  • Understand the development methodology your team is using. Ask questions and get involved!  Always keep in mind that the individual and/or team working on developing your project is heavily reliant on your feedback, as that’s what will help them build the product exactly the way you want it. That being said, try to take part in as many meetings with them as possible. Never underestimate the importance of communication!

Focus on performance and scalability. Here’s some advice on growth-hacking we learned in our recent visit to Silicon Valley.

 

4- My MVP is ready. What’s next?
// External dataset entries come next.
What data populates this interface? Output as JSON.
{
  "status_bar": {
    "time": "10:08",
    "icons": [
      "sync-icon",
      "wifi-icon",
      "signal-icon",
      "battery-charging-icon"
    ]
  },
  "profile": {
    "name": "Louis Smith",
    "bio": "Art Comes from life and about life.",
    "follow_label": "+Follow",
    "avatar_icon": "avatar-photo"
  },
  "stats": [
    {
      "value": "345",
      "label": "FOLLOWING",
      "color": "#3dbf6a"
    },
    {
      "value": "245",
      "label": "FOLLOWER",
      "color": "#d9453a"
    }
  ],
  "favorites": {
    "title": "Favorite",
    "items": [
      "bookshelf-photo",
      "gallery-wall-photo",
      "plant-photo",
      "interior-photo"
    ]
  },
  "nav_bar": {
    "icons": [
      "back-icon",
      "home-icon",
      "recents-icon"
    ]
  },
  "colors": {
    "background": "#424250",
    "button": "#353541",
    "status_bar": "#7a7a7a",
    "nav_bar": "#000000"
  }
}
  • Validation. Once you launch your app or website, the feeling of seeing your baby not reach the million users right away can be devastating but you must keep going until you can make sure that either you need to make some specific improvements and continue evolving or make a radical shift of the direction you’re taking. Keeping open to suggestions is as challenging as necessary in this stage. Once you launch your product the lack of instant success can be a bit overwhelming but do take advantage of the feedback you get from this bunch of initial users: they will let you know which features should be improved or removed, and which ones you should consider adding
  • Data gathering. As we mentioned in the previous point, the thoughts and opinions you’ll receive from your initial users are the best way to validate your product. In our decade of experience working with startup founders though, many of them often come to the realization that the features they were initially focusing on were perhaps not the ones that truly made their product stand out, and in those cases, a shift to a different vertical can be of help. This doesn’t mean you’ve failed: it simply means your chances of success can increase if you change your target. 
  • Obtaining funding to continue the process always makes it better. Here’s advice on how to prepare your pitch to ask for capital from VCs. Release new and improved versions.  

 

5- Conclusions:
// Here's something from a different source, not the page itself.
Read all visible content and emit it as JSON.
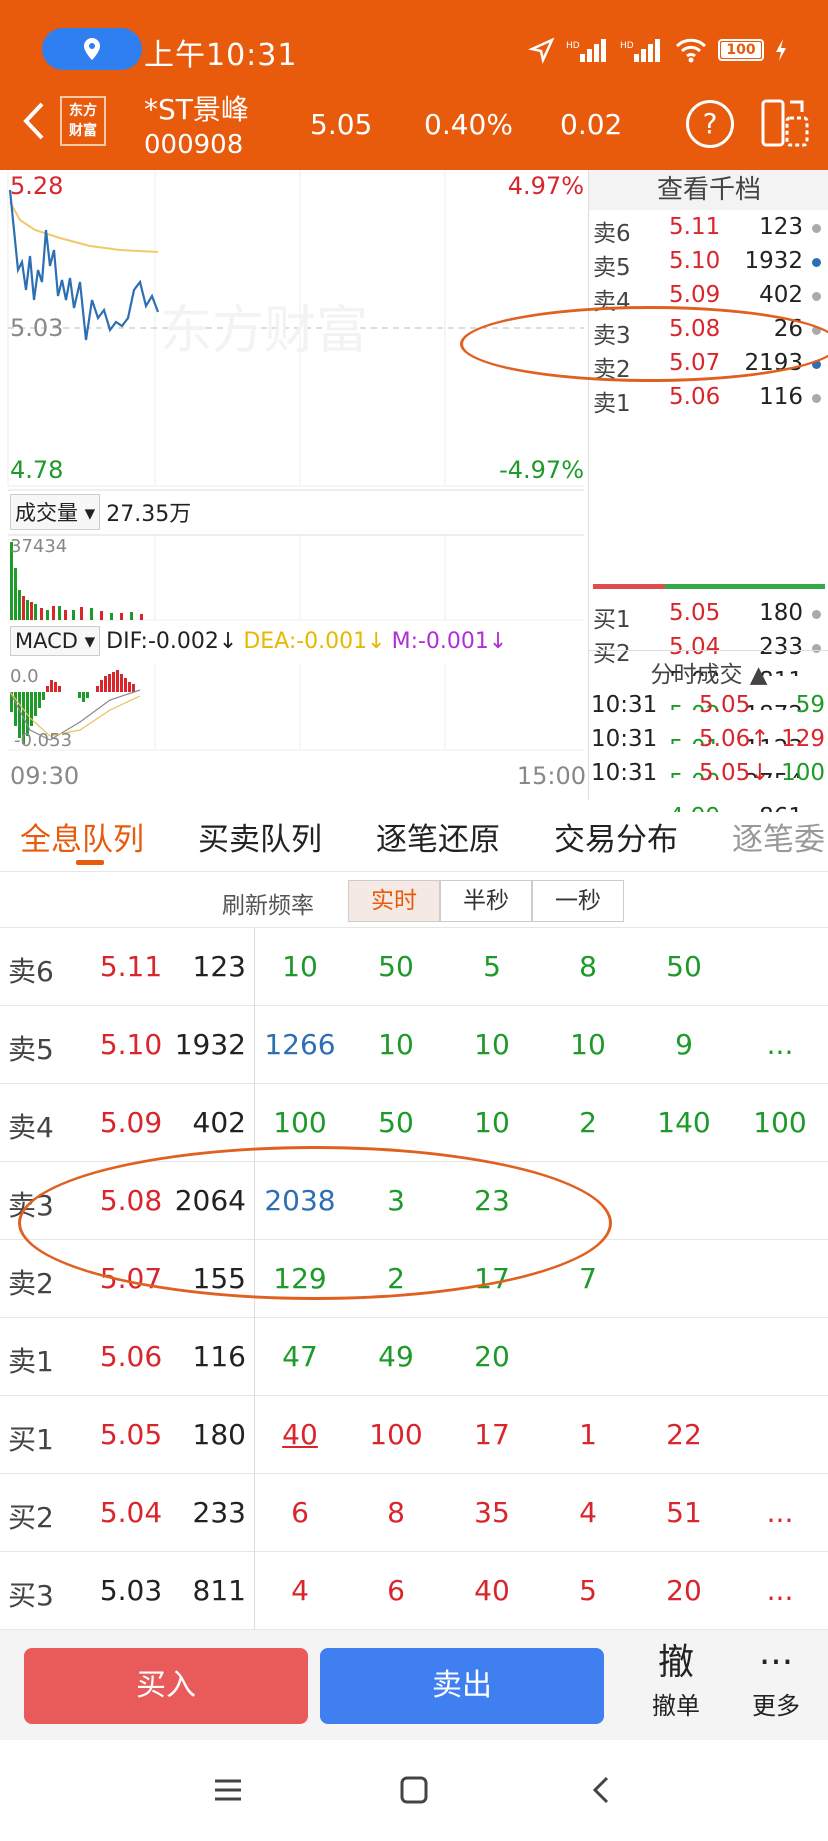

  • Developing your product is a dynamic process that never really comes to a defined end, as there is always room for change and continuous improvement. 
  • You must be able to clearly define the core concept behind your idea and stick to it while you build the MVP. 
  • Never underestimate the importance of researching the market you’re entering, as well as the tastes and preferences of your potential users. 
  • Before moving forward to the development stage:
    • Define whether you’ll go for a full MVP, or whether a more simple prototype is the way to go at this point.
    • Consider whether a freelancer or a development team will be the best option for you, taking into account your current budget and personal preference.
    • Define the platform you’ll be building the MVP on.
    • Choose which development methodology you prefer to stick to. 
  • Keep constant communication with the development team: remember your thoughts and feedback are the basis of their work. 
  • Stay open-minded! Don’t be discouraged if you need to make a big change in your key concepts, remember that this can lead to a higher rate of success.

 

No Comments

Post A Comment